- Luis David García Puente: Undergraduate Research: Viewpoints from the Faculty Side
- Art Duval: The Mathematical Encounter That Changed My Life
Along with the responsibility of creating meaningful classroom experiences, mathematics faculty have the responsibility of assessing students in a meaningful way. Bagley, Gleason, Rice, Thomas, and White investigated the efficacy of the Calculus Concept Inventory as a means to assess student conceptual understanding. Patterson discussed the influence of growth mindset research on his classroom assessment techniques. Dewar turned the focus around with a thorough consideration of what instructors should know about student ratings of teaching.
- Spencer Bagley, Jim Gleason, Lisa Rice, Matt Thomas, Diana White: Does the Calculus Concept Inventory Really Measure Conceptual Understanding of Calculus?
- Cody L. Patterson: Theory Into Practice: Growth Mindset and Assessment
- Jacqueline Dewar: Student
EvaluationsRatings of Teaching: What Every Instructor Should Know
Diversity and Inclusion
A deep and important challenge for the mathematics community is to find ways to increase our diversity and meaningfully include every mathematics student. Pons discussed her experience at ECCO 2016, a research conference that excelled in this mission. Hobson provided six ideas for instructors seeking ways to support diversity and inclusion. Katz reflected on the impact of implicit messages in our teaching, providing frameworks through which instructors can evaluate their impact on students.
- Viviane Pons: An Inclusive Maths Conference: ECCO 2016
- Natalie LF Hobson: Six Ways Mathematics Instructors Can Support Diversity and Inclusion
- Brian Katz: On What Authority? — Considering Implicit Messages in Our Teaching
Curricular issues are a perennial concern for mathematicians and mathematics departments. Armstrong made the case for an expanded presence of linear algebra in standard undergraduate coursework.
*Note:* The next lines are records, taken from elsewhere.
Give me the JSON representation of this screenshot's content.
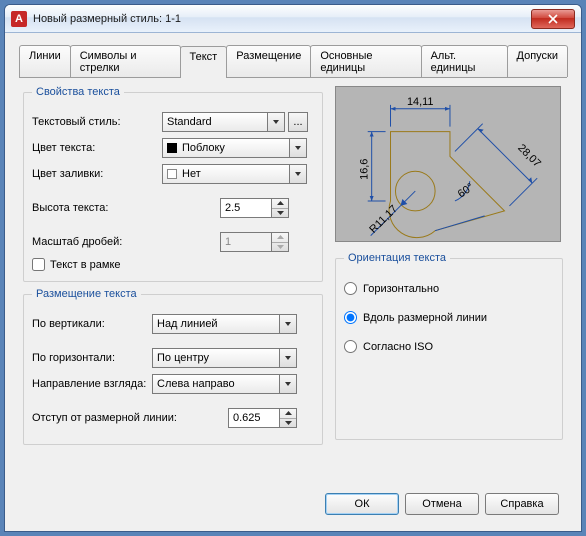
{
  "window": {
    "title": "Новый размерный стиль: 1-1"
  },
  "tabs": [
    "Линии",
    "Символы и стрелки",
    "Текст",
    "Размещение",
    "Основные единицы",
    "Альт. единицы",
    "Допуски"
  ],
  "active_tab": 2,
  "text_props": {
    "legend": "Свойства текста",
    "style_label": "Текстовый стиль:",
    "style_value": "Standard",
    "color_label": "Цвет текста:",
    "color_value": "Поблоку",
    "fill_label": "Цвет заливки:",
    "fill_value": "Нет",
    "height_label": "Высота текста:",
    "height_value": "2.5",
    "fraction_label": "Масштаб дробей:",
    "fraction_value": "1",
    "frame_label": "Текст в рамке"
  },
  "placement": {
    "legend": "Размещение текста",
    "vert_label": "По вертикали:",
    "vert_value": "Над линией",
    "horiz_label": "По горизонтали:",
    "horiz_value": "По центру",
    "dir_label": "Направление взгляда:",
    "dir_value": "Слева направо",
    "offset_label": "Отступ от размерной линии:",
    "offset_value": "0.625"
  },
  "orientation": {
    "legend": "Ориентация текста",
    "horiz": "Горизонтально",
    "along": "Вдоль размерной линии",
    "iso": "Согласно ISO",
    "selected": "along"
  },
  "preview_labels": {
    "top": "14,11",
    "left": "16,6",
    "right": "28,07",
    "radius": "R11,17",
    "angle": "60°"
  },
  "buttons": {
    "ok": "ОК",
    "cancel": "Отмена",
    "help": "Справка",
    "ellipsis": "..."
  }
}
Pudwell described her experience teaching courses on experimental mathematics and the role this course offers within the standard undergraduate curriculum.
- Drew Armstrong: More Linear Algebra, Please
- Lara Pudwell: What is an Experimental Math Course and Why Should We Care?
Our final three articles this year dealt in different ways with mathematical culture. Braun wrote about the challenge of balancing our ideals and our reality in the realm of teaching. Ellis Hagman wrote about the cultural differences between mathematics research and mathematics education research, and the questions she often gets from colleagues about her work as an educational researcher. Buckmire, Murphy, Haddock, Richardson, and Driscoll described several of the mathematics education projects funded by the National Science Foundation, and invited readers to contact them with ideas for proposals and projects.
- Benjamin Braun: Aspirations and Ideals, Struggles and Reality
- Jess Ellis Hagman: What is Math-Ed Research All About? As Explained by a Muggle in a Math Department
- Ron Buckmire, TJ Murphy, John Haddock, Sandra Richardson, Brent Driscoll: The National Science Foundation Has Resources to Help You Improve the Teaching and Learning of Undergraduate Mathematics
Every student has their strengths and weaknesses. It is best to understand the weakness of students to create study program that will improve their weakness efficiently. A great teacher will prioritize to improve what is lacking with students than focusing with their strengths.